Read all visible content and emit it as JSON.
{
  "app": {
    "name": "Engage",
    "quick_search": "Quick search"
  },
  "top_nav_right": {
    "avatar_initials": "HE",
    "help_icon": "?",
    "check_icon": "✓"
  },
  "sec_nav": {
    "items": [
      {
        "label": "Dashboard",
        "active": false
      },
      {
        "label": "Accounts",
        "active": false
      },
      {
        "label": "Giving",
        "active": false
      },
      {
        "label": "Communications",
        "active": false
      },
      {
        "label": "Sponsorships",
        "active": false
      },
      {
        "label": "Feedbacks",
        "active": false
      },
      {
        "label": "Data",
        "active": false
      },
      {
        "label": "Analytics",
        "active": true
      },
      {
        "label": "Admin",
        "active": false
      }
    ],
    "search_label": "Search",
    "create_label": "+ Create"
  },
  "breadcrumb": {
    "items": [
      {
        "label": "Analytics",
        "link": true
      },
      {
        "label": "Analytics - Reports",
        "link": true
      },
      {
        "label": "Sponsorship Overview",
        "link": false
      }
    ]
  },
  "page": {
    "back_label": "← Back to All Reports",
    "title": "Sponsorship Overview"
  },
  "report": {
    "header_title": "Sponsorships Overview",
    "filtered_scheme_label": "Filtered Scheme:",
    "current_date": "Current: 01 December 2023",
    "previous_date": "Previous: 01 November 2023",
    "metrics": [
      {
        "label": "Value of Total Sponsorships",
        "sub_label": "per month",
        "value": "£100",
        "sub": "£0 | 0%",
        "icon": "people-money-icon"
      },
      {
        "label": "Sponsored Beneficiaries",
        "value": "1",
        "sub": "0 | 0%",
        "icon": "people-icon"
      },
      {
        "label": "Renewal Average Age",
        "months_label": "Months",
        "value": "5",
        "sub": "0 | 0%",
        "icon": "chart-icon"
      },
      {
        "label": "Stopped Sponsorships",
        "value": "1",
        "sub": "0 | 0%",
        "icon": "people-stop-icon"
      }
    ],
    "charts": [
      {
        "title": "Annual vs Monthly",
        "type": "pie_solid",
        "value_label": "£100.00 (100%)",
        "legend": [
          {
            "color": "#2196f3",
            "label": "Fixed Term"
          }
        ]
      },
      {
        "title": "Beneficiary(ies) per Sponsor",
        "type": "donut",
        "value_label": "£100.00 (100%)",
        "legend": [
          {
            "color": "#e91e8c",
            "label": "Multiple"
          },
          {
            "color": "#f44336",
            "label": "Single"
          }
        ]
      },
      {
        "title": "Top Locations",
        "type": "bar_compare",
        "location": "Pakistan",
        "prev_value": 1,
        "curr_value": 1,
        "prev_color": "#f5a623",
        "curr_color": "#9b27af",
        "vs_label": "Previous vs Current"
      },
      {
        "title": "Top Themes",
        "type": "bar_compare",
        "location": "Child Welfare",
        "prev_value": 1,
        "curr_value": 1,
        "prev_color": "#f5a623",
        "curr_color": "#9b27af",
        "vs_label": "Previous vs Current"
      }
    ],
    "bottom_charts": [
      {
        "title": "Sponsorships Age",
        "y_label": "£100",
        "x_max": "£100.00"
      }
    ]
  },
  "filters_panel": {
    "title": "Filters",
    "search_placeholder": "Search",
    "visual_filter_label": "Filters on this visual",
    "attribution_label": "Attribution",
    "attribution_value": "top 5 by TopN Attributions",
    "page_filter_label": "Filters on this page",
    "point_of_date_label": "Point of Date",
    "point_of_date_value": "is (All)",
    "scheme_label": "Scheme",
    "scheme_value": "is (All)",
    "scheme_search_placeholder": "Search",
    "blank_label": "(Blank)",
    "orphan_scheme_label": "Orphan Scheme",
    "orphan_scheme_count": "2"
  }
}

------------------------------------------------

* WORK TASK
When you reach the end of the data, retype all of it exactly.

* TASK OUTPUT
Read all visible content and emit it as JSON.
{
  "app": {
    "name": "Engage",
    "quick_search": "Quick search"
  },
  "top_nav_right": {
    "avatar_initials": "HE",
    "help_icon": "?",
    "check_icon": "✓"
  },
  "sec_nav": {
    "items": [
      {
        "label": "Dashboard",
        "active": false
      },
      {
        "label": "Accounts",
        "active": false
      },
      {
        "label": "Giving",
        "active": false
      },
      {
        "label": "Communications",
        "active": false
      },
      {
        "label": "Sponsorships",
        "active": false
      },
      {
        "label": "Feedbacks",
        "active": false
      },
      {
        "label": "Data",
        "active": false
      },
      {
        "label": "Analytics",
        "active": true
      },
      {
        "label": "Admin",
        "active": false
      }
    ],
    "search_label": "Search",
    "create_label": "+ Create"
  },
  "breadcrumb": {
    "items": [
      {
        "label": "Analytics",
        "link": true
      },
      {
        "label": "Analytics - Reports",
        "link": true
      },
      {
        "label": "Sponsorship Overview",
        "link": false
      }
    ]
  },
  "page": {
    "back_label": "← Back to All Reports",
    "title": "Sponsorship Overview"
  },
  "report": {
    "header_title": "Sponsorships Overview",
    "filtered_scheme_label": "Filtered Scheme:",
    "current_date": "Current: 01 December 2023",
    "previous_date": "Previous: 01 November 2023",
    "metrics": [
      {
        "label": "Value of Total Sponsorships",
        "sub_label": "per month",
        "value": "£100",
        "sub": "£0 | 0%",
        "icon": "people-money-icon"
      },
      {
        "label": "Sponsored Beneficiaries",
        "value": "1",
        "sub": "0 | 0%",
        "icon": "people-icon"
      },
      {
        "label": "Renewal Average Age",
        "months_label": "Months",
        "value": "5",
        "sub": "0 | 0%",
        "icon": "chart-icon"
      },
      {
        "label": "Stopped Sponsorships",
        "value": "1",
        "sub": "0 | 0%",
        "icon": "people-stop-icon"
      }
    ],
    "charts": [
      {
        "title": "Annual vs Monthly",
        "type": "pie_solid",
        "value_label": "£100.00 (100%)",
        "legend": [
          {
            "color": "#2196f3",
            "label": "Fixed Term"
          }
        ]
      },
      {
        "title": "Beneficiary(ies) per Sponsor",
        "type": "donut",
        "value_label": "£100.00 (100%)",
        "legend": [
          {
            "color": "#e91e8c",
            "label": "Multiple"
          },
          {
            "color": "#f44336",
            "label": "Single"
          }
        ]
      },
      {
        "title": "Top Locations",
        "type": "bar_compare",
        "location": "Pakistan",
        "prev_value": 1,
        "curr_value": 1,
        "prev_color": "#f5a623",
        "curr_color": "#9b27af",
        "vs_label": "Previous vs Current"
      },
      {
        "title": "Top Themes",
        "type": "bar_compare",
        "location": "Child Welfare",
        "prev_value": 1,
        "curr_value": 1,
        "prev_color": "#f5a623",
        "curr_color": "#9b27af",
        "vs_label": "Previous vs Current"
      }
    ],
    "bottom_charts": [
      {
        "title": "Sponsorships Age",
        "y_label": "£100",
        "x_max": "£100.00"
      }
    ]
  },
  "filters_panel": {
    "title": "Filters",
    "search_placeholder": "Search",
    "visual_filter_label": "Filters on this visual",
    "attribution_label": "Attribution",
    "attribution_value": "top 5 by TopN Attributions",
    "page_filter_label": "Filters on this page",
    "point_of_date_label": "Point of Date",
    "point_of_date_value": "is (All)",
    "scheme_label": "Scheme",
    "scheme_value": "is (All)",
    "scheme_search_placeholder": "Search",
    "blank_label": "(Blank)",
    "orphan_scheme_label": "Orphan Scheme",
    "orphan_scheme_count": "2"
  }
}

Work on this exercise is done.